» Task to complete: Please repeat all of the records, keeping every word unchanged.

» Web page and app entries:
###

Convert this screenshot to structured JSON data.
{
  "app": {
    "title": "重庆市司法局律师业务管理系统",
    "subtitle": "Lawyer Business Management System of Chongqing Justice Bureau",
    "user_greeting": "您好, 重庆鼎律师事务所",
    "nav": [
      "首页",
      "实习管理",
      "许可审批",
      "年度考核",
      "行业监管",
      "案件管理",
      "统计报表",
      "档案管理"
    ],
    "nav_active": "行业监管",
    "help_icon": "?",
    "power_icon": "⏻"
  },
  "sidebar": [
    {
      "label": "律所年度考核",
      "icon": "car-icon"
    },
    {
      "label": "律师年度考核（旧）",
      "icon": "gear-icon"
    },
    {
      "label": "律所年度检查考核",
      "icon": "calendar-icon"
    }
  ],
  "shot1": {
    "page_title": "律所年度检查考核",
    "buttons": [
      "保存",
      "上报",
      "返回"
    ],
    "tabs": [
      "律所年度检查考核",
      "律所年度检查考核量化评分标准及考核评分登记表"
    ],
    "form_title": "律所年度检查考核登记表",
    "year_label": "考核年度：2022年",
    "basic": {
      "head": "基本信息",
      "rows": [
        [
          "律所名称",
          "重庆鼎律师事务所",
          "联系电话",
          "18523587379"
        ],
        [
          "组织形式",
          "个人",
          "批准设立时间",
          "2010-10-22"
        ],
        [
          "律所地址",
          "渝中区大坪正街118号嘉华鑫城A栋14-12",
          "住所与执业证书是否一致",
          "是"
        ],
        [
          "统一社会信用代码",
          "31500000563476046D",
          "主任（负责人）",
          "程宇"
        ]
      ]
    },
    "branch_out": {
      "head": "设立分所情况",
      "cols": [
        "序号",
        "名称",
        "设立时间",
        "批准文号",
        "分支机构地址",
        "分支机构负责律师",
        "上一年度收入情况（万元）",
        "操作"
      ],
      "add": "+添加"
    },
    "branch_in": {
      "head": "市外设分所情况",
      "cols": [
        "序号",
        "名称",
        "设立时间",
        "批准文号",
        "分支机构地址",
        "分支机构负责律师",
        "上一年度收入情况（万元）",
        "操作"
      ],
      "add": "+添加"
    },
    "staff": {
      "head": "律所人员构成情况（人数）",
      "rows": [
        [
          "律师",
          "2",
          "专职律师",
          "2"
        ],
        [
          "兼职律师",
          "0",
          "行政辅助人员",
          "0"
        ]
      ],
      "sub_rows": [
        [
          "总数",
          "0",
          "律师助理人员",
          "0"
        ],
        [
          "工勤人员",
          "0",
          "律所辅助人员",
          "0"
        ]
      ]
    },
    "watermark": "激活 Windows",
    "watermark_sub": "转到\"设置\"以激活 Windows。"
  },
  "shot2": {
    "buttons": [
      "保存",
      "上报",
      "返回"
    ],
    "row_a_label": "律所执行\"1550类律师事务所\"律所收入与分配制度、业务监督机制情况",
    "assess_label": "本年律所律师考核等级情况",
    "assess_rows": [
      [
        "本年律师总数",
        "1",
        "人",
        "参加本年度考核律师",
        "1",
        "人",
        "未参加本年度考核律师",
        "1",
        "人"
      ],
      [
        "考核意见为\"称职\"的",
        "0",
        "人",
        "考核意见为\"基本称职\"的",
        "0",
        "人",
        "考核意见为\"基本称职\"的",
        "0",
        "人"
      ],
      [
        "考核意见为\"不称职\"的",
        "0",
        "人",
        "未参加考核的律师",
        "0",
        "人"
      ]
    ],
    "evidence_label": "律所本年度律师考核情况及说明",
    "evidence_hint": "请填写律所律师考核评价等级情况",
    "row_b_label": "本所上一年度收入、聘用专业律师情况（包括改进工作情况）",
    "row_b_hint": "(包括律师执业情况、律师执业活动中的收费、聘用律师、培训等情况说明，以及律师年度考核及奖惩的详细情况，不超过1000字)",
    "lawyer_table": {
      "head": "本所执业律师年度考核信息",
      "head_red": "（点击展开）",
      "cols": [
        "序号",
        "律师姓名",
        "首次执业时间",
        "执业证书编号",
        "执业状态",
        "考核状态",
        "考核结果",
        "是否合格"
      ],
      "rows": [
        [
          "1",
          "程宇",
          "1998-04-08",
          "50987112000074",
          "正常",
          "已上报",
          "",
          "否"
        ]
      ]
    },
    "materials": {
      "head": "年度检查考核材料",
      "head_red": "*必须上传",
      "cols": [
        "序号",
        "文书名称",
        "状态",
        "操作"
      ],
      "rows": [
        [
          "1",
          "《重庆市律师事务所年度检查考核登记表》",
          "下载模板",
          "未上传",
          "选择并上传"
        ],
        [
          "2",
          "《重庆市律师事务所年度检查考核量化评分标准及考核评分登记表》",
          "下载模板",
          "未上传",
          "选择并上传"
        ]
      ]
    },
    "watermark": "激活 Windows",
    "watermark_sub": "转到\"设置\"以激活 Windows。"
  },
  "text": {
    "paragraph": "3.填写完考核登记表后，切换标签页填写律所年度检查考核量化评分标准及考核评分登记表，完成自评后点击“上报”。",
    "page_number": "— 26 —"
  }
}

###

» Task result:
Convert this screenshot to structured JSON data.
{
  "app": {
    "title": "重庆市司法局律师业务管理系统",
    "subtitle": "Lawyer Business Management System of Chongqing Justice Bureau",
    "user_greeting": "您好, 重庆鼎律师事务所",
    "nav": [
      "首页",
      "实习管理",
      "许可审批",
      "年度考核",
      "行业监管",
      "案件管理",
      "统计报表",
      "档案管理"
    ],
    "nav_active": "行业监管",
    "help_icon": "?",
    "power_icon": "⏻"
  },
  "sidebar": [
    {
      "label": "律所年度考核",
      "icon": "car-icon"
    },
    {
      "label": "律师年度考核（旧）",
      "icon": "gear-icon"
    },
    {
      "label": "律所年度检查考核",
      "icon": "calendar-icon"
    }
  ],
  "shot1": {
    "page_title": "律所年度检查考核",
    "buttons": [
      "保存",
      "上报",
      "返回"
    ],
    "tabs": [
      "律所年度检查考核",
      "律所年度检查考核量化评分标准及考核评分登记表"
    ],
    "form_title": "律所年度检查考核登记表",
    "year_label": "考核年度：2022年",
    "basic": {
      "head": "基本信息",
      "rows": [
        [
          "律所名称",
          "重庆鼎律师事务所",
          "联系电话",
          "18523587379"
        ],
        [
          "组织形式",
          "个人",
          "批准设立时间",
          "2010-10-22"
        ],
        [
          "律所地址",
          "渝中区大坪正街118号嘉华鑫城A栋14-12",
          "住所与执业证书是否一致",
          "是"
        ],
        [
          "统一社会信用代码",
          "31500000563476046D",
          "主任（负责人）",
          "程宇"
        ]
      ]
    },
    "branch_out": {
      "head": "设立分所情况",
      "cols": [
        "序号",
        "名称",
        "设立时间",
        "批准文号",
        "分支机构地址",
        "分支机构负责律师",
        "上一年度收入情况（万元）",
        "操作"
      ],
      "add": "+添加"
    },
    "branch_in": {
      "head": "市外设分所情况",
      "cols": [
        "序号",
        "名称",
        "设立时间",
        "批准文号",
        "分支机构地址",
        "分支机构负责律师",
        "上一年度收入情况（万元）",
        "操作"
      ],
      "add": "+添加"
    },
    "staff": {
      "head": "律所人员构成情况（人数）",
      "rows": [
        [
          "律师",
          "2",
          "专职律师",
          "2"
        ],
        [
          "兼职律师",
          "0",
          "行政辅助人员",
          "0"
        ]
      ],
      "sub_rows": [
        [
          "总数",
          "0",
          "律师助理人员",
          "0"
        ],
        [
          "工勤人员",
          "0",
          "律所辅助人员",
          "0"
        ]
      ]
    },
    "watermark": "激活 Windows",
    "watermark_sub": "转到\"设置\"以激活 Windows。"
  },
  "shot2": {
    "buttons": [
      "保存",
      "上报",
      "返回"
    ],
    "row_a_label": "律所执行\"1550类律师事务所\"律所收入与分配制度、业务监督机制情况",
    "assess_label": "本年律所律师考核等级情况",
    "assess_rows": [
      [
        "本年律师总数",
        "1",
        "人",
        "参加本年度考核律师",
        "1",
        "人",
        "未参加本年度考核律师",
        "1",
        "人"
      ],
      [
        "考核意见为\"称职\"的",
        "0",
        "人",
        "考核意见为\"基本称职\"的",
        "0",
        "人",
        "考核意见为\"基本称职\"的",
        "0",
        "人"
      ],
      [
        "考核意见为\"不称职\"的",
        "0",
        "人",
        "未参加考核的律师",
        "0",
        "人"
      ]
    ],
    "evidence_label": "律所本年度律师考核情况及说明",
    "evidence_hint": "请填写律所律师考核评价等级情况",
    "row_b_label": "本所上一年度收入、聘用专业律师情况（包括改进工作情况）",
    "row_b_hint": "(包括律师执业情况、律师执业活动中的收费、聘用律师、培训等情况说明，以及律师年度考核及奖惩的详细情况，不超过1000字)",
    "lawyer_table": {
      "head": "本所执业律师年度考核信息",
      "head_red": "（点击展开）",
      "cols": [
        "序号",
        "律师姓名",
        "首次执业时间",
        "执业证书编号",
        "执业状态",
        "考核状态",
        "考核结果",
        "是否合格"
      ],
      "rows": [
        [
          "1",
          "程宇",
          "1998-04-08",
          "50987112000074",
          "正常",
          "已上报",
          "",
          "否"
        ]
      ]
    },
    "materials": {
      "head": "年度检查考核材料",
      "head_red": "*必须上传",
      "cols": [
        "序号",
        "文书名称",
        "状态",
        "操作"
      ],
      "rows": [
        [
          "1",
          "《重庆市律师事务所年度检查考核登记表》",
          "下载模板",
          "未上传",
          "选择并上传"
        ],
        [
          "2",
          "《重庆市律师事务所年度检查考核量化评分标准及考核评分登记表》",
          "下载模板",
          "未上传",
          "选择并上传"
        ]
      ]
    },
    "watermark": "激活 Windows",
    "watermark_sub": "转到\"设置\"以激活 Windows。"
  },
  "text": {
    "paragraph": "3.填写完考核登记表后，切换标签页填写律所年度检查考核量化评分标准及考核评分登记表，完成自评后点击“上报”。",
    "page_number": "— 26 —"
  }
}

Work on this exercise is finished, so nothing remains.